> [EXERCISE AIM]: Give the number of lines in the records below that hold "bootstrap"; nothing else is needed.

[App and web page records]
-*-*-

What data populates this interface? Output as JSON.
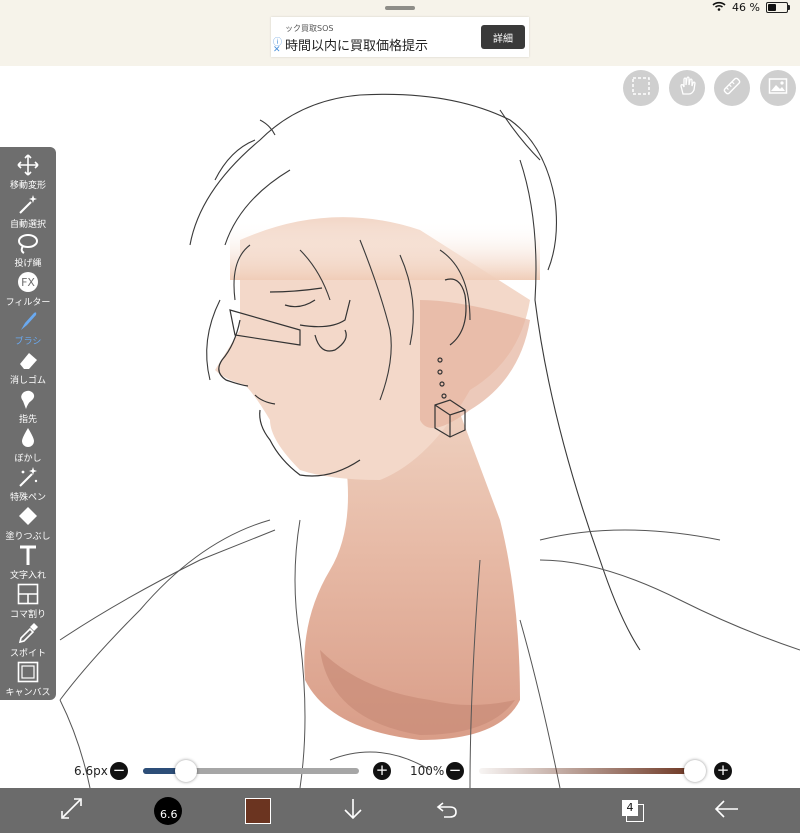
{
  "status": {
    "battery_text": "46 %",
    "battery_level": 0.46
  },
  "ad": {
    "small_text": "ック買取SOS",
    "main_text": "時間以内に買取価格提示",
    "button_label": "詳細"
  },
  "top_tools": [
    "selection-icon",
    "hand-icon",
    "ruler-icon",
    "image-icon"
  ],
  "tools": [
    {
      "label": "移動変形",
      "icon": "move-icon"
    },
    {
      "label": "自動選択",
      "icon": "magic-wand-icon"
    },
    {
      "label": "投げ縄",
      "icon": "lasso-icon"
    },
    {
      "label": "フィルター",
      "icon": "fx-icon"
    },
    {
      "label": "ブラシ",
      "icon": "brush-icon"
    },
    {
      "label": "消しゴム",
      "icon": "eraser-icon"
    },
    {
      "label": "指先",
      "icon": "finger-icon"
    },
    {
      "label": "ぼかし",
      "icon": "blur-drop-icon"
    },
    {
      "label": "特殊ペン",
      "icon": "special-pen-icon"
    },
    {
      "label": "塗りつぶし",
      "icon": "fill-bucket-icon"
    },
    {
      "label": "文字入れ",
      "icon": "text-icon"
    },
    {
      "label": "コマ割り",
      "icon": "frame-divider-icon"
    },
    {
      "label": "スポイト",
      "icon": "eyedropper-icon"
    },
    {
      "label": "キャンバス",
      "icon": "canvas-icon"
    }
  ],
  "active_tool": "ブラシ",
  "brush": {
    "size_label": "6.6px",
    "size_fraction": 0.2,
    "preview_text": "6.6"
  },
  "opacity": {
    "label": "100%",
    "fraction": 1.0
  },
  "colors": {
    "current": "#6b3420",
    "accent_blue": "#2d4e78",
    "tool_active": "#6aa9f0"
  },
  "layers": {
    "count": "4"
  },
  "bottom_icons": [
    "transform-icon",
    "brush-size-icon",
    "color-swatch",
    "download-icon",
    "undo-icon",
    "layers-icon",
    "back-arrow-icon"
  ]
}
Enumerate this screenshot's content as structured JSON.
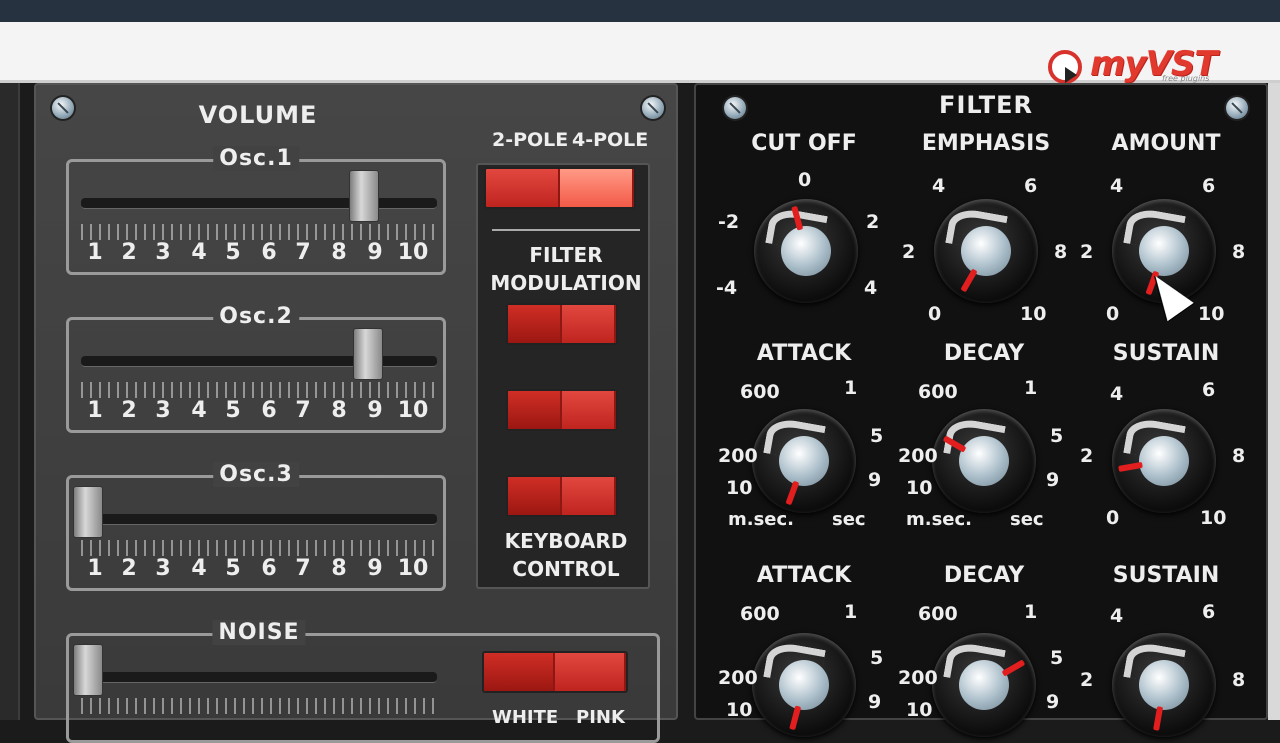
{
  "header": {
    "logo_text": "myVST",
    "logo_subtitle": "free plugins"
  },
  "volume_section": {
    "title": "VOLUME",
    "sliders": [
      {
        "name": "Osc.1",
        "value": 8.6,
        "scale": [
          "1",
          "2",
          "3",
          "4",
          "5",
          "6",
          "7",
          "8",
          "9",
          "10"
        ]
      },
      {
        "name": "Osc.2",
        "value": 8.6,
        "scale": [
          "1",
          "2",
          "3",
          "4",
          "5",
          "6",
          "7",
          "8",
          "9",
          "10"
        ]
      },
      {
        "name": "Osc.3",
        "value": 1.0,
        "scale": [
          "1",
          "2",
          "3",
          "4",
          "5",
          "6",
          "7",
          "8",
          "9",
          "10"
        ]
      }
    ],
    "noise": {
      "name": "NOISE",
      "value": 1.0
    }
  },
  "switch_column": {
    "pole_left": "2-POLE",
    "pole_right": "4-POLE",
    "filter_mod_line1": "FILTER",
    "filter_mod_line2": "MODULATION",
    "keyboard_line1": "KEYBOARD",
    "keyboard_line2": "CONTROL",
    "noise_left": "WHITE",
    "noise_right": "PINK"
  },
  "filter_section": {
    "title": "FILTER",
    "row1": [
      {
        "label": "CUT OFF",
        "scale": [
          "0",
          "-2",
          "2",
          "-4",
          "4"
        ],
        "value": -0.3
      },
      {
        "label": "EMPHASIS",
        "scale": [
          "4",
          "6",
          "2",
          "8",
          "0",
          "10"
        ],
        "value": 1.2
      },
      {
        "label": "AMOUNT",
        "scale": [
          "4",
          "6",
          "2",
          "8",
          "0",
          "10"
        ],
        "value": 0.6
      }
    ],
    "row2": [
      {
        "label": "ATTACK",
        "scale": [
          "600",
          "1",
          "200",
          "5",
          "10",
          "9"
        ],
        "unit_left": "m.sec.",
        "unit_right": "sec",
        "value": 10
      },
      {
        "label": "DECAY",
        "scale": [
          "600",
          "1",
          "200",
          "5",
          "10",
          "9"
        ],
        "unit_left": "m.sec.",
        "unit_right": "sec",
        "value": 400
      },
      {
        "label": "SUSTAIN",
        "scale": [
          "4",
          "6",
          "2",
          "8",
          "0",
          "10"
        ],
        "value": 2.2
      }
    ],
    "row3": [
      {
        "label": "ATTACK",
        "scale": [
          "600",
          "1",
          "200",
          "5",
          "10",
          "9"
        ],
        "value": 10
      },
      {
        "label": "DECAY",
        "scale": [
          "600",
          "1",
          "200",
          "5",
          "10",
          "9"
        ],
        "value": 3
      },
      {
        "label": "SUSTAIN",
        "scale": [
          "4",
          "6",
          "2",
          "8"
        ],
        "value": 0.6
      }
    ]
  }
}
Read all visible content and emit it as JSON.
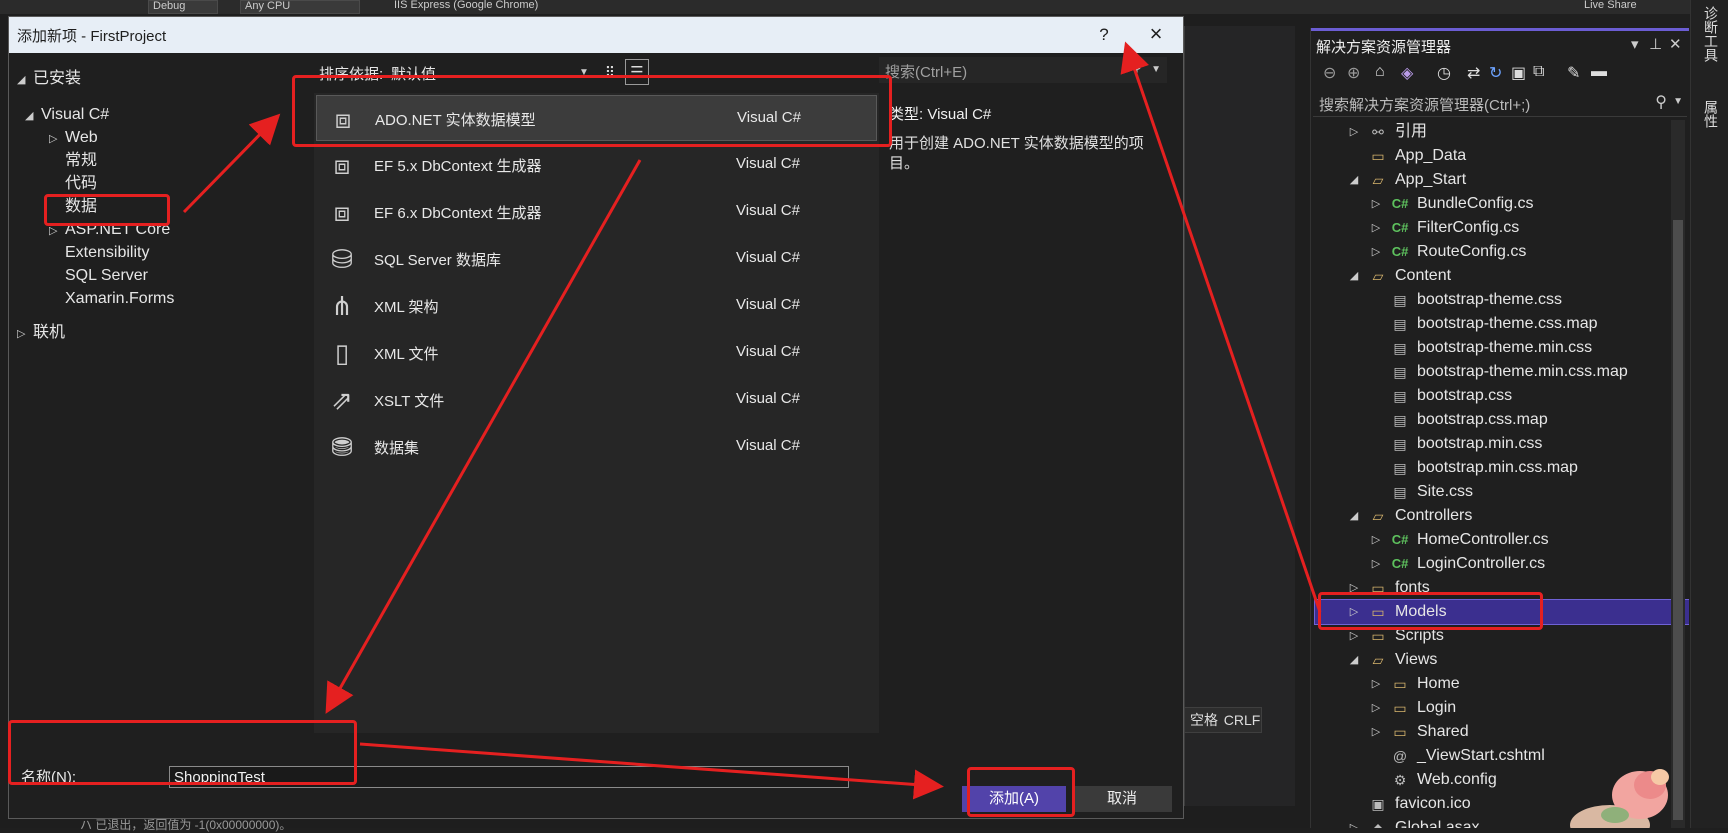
{
  "topstrip": {
    "config": "Debug",
    "platform": "Any CPU",
    "run_target": "IIS Express (Google Chrome)",
    "live_share": "Live Share"
  },
  "dialog": {
    "title": "添加新项 - FirstProject",
    "help": "?",
    "close": "×"
  },
  "categories": {
    "installed": "已安装",
    "visual_csharp": "Visual C#",
    "items": [
      "Web",
      "常规",
      "代码",
      "数据",
      "ASP.NET Core",
      "Extensibility",
      "SQL Server",
      "Xamarin.Forms"
    ],
    "online": "联机"
  },
  "sort": {
    "label": "排序依据:",
    "value": "默认值"
  },
  "templates": [
    {
      "name": "ADO.NET 实体数据模型",
      "lang": "Visual C#",
      "icon": "entity-model-icon"
    },
    {
      "name": "EF 5.x DbContext 生成器",
      "lang": "Visual C#",
      "icon": "entity-model-icon"
    },
    {
      "name": "EF 6.x DbContext 生成器",
      "lang": "Visual C#",
      "icon": "entity-model-icon"
    },
    {
      "name": "SQL Server 数据库",
      "lang": "Visual C#",
      "icon": "database-icon"
    },
    {
      "name": "XML 架构",
      "lang": "Visual C#",
      "icon": "xml-schema-icon"
    },
    {
      "name": "XML 文件",
      "lang": "Visual C#",
      "icon": "xml-file-icon"
    },
    {
      "name": "XSLT 文件",
      "lang": "Visual C#",
      "icon": "xslt-file-icon"
    },
    {
      "name": "数据集",
      "lang": "Visual C#",
      "icon": "dataset-icon"
    }
  ],
  "search": {
    "placeholder": "搜索(Ctrl+E)"
  },
  "info": {
    "type": "类型: Visual C#",
    "description": "用于创建 ADO.NET 实体数据模型的项目。"
  },
  "name_field": {
    "label": "名称(N):",
    "value": "ShoppingTest"
  },
  "buttons": {
    "add": "添加(A)",
    "cancel": "取消"
  },
  "background_status": {
    "space": "空格",
    "crlf": "CRLF"
  },
  "output_line": "ハ 已退出，返回值为 -1(0x00000000)。",
  "solution_explorer": {
    "title": "解决方案资源管理器",
    "search_placeholder": "搜索解决方案资源管理器(Ctrl+;)",
    "tree": [
      {
        "label": "引用",
        "icon": "references-icon",
        "arrow": "▷",
        "indent": 0
      },
      {
        "label": "App_Data",
        "icon": "folder-icon",
        "arrow": "",
        "indent": 0
      },
      {
        "label": "App_Start",
        "icon": "folder-open-icon",
        "arrow": "◢",
        "indent": 0
      },
      {
        "label": "BundleConfig.cs",
        "icon": "csharp-file-icon",
        "arrow": "▷",
        "indent": 1
      },
      {
        "label": "FilterConfig.cs",
        "icon": "csharp-file-icon",
        "arrow": "▷",
        "indent": 1
      },
      {
        "label": "RouteConfig.cs",
        "icon": "csharp-file-icon",
        "arrow": "▷",
        "indent": 1
      },
      {
        "label": "Content",
        "icon": "folder-open-icon",
        "arrow": "◢",
        "indent": 0
      },
      {
        "label": "bootstrap-theme.css",
        "icon": "css-file-icon",
        "arrow": "",
        "indent": 1
      },
      {
        "label": "bootstrap-theme.css.map",
        "icon": "text-file-icon",
        "arrow": "",
        "indent": 1
      },
      {
        "label": "bootstrap-theme.min.css",
        "icon": "css-file-icon",
        "arrow": "",
        "indent": 1
      },
      {
        "label": "bootstrap-theme.min.css.map",
        "icon": "text-file-icon",
        "arrow": "",
        "indent": 1
      },
      {
        "label": "bootstrap.css",
        "icon": "css-file-icon",
        "arrow": "",
        "indent": 1
      },
      {
        "label": "bootstrap.css.map",
        "icon": "text-file-icon",
        "arrow": "",
        "indent": 1
      },
      {
        "label": "bootstrap.min.css",
        "icon": "css-file-icon",
        "arrow": "",
        "indent": 1
      },
      {
        "label": "bootstrap.min.css.map",
        "icon": "text-file-icon",
        "arrow": "",
        "indent": 1
      },
      {
        "label": "Site.css",
        "icon": "css-file-icon",
        "arrow": "",
        "indent": 1
      },
      {
        "label": "Controllers",
        "icon": "folder-open-icon",
        "arrow": "◢",
        "indent": 0
      },
      {
        "label": "HomeController.cs",
        "icon": "csharp-file-icon",
        "arrow": "▷",
        "indent": 1
      },
      {
        "label": "LoginController.cs",
        "icon": "csharp-file-icon",
        "arrow": "▷",
        "indent": 1
      },
      {
        "label": "fonts",
        "icon": "folder-icon",
        "arrow": "▷",
        "indent": 0
      },
      {
        "label": "Models",
        "icon": "folder-icon",
        "arrow": "▷",
        "indent": 0,
        "selected": true
      },
      {
        "label": "Scripts",
        "icon": "folder-icon",
        "arrow": "▷",
        "indent": 0
      },
      {
        "label": "Views",
        "icon": "folder-open-icon",
        "arrow": "◢",
        "indent": 0
      },
      {
        "label": "Home",
        "icon": "folder-icon",
        "arrow": "▷",
        "indent": 1
      },
      {
        "label": "Login",
        "icon": "folder-icon",
        "arrow": "▷",
        "indent": 1
      },
      {
        "label": "Shared",
        "icon": "folder-icon",
        "arrow": "▷",
        "indent": 1
      },
      {
        "label": "_ViewStart.cshtml",
        "icon": "razor-file-icon",
        "arrow": "",
        "indent": 1
      },
      {
        "label": "Web.config",
        "icon": "config-file-icon",
        "arrow": "",
        "indent": 1
      },
      {
        "label": "favicon.ico",
        "icon": "ico-file-icon",
        "arrow": "",
        "indent": 0
      },
      {
        "label": "Global.asax",
        "icon": "asax-file-icon",
        "arrow": "▷",
        "indent": 0
      }
    ]
  },
  "side_tabs": [
    "诊断工具",
    "属性"
  ],
  "colors": {
    "accent": "#5243aa",
    "annotation": "#e52020",
    "selection": "#3b2f8f",
    "title_bar": "#e7eef6"
  }
}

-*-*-

> [OUTPUT OF THE TASK]: 8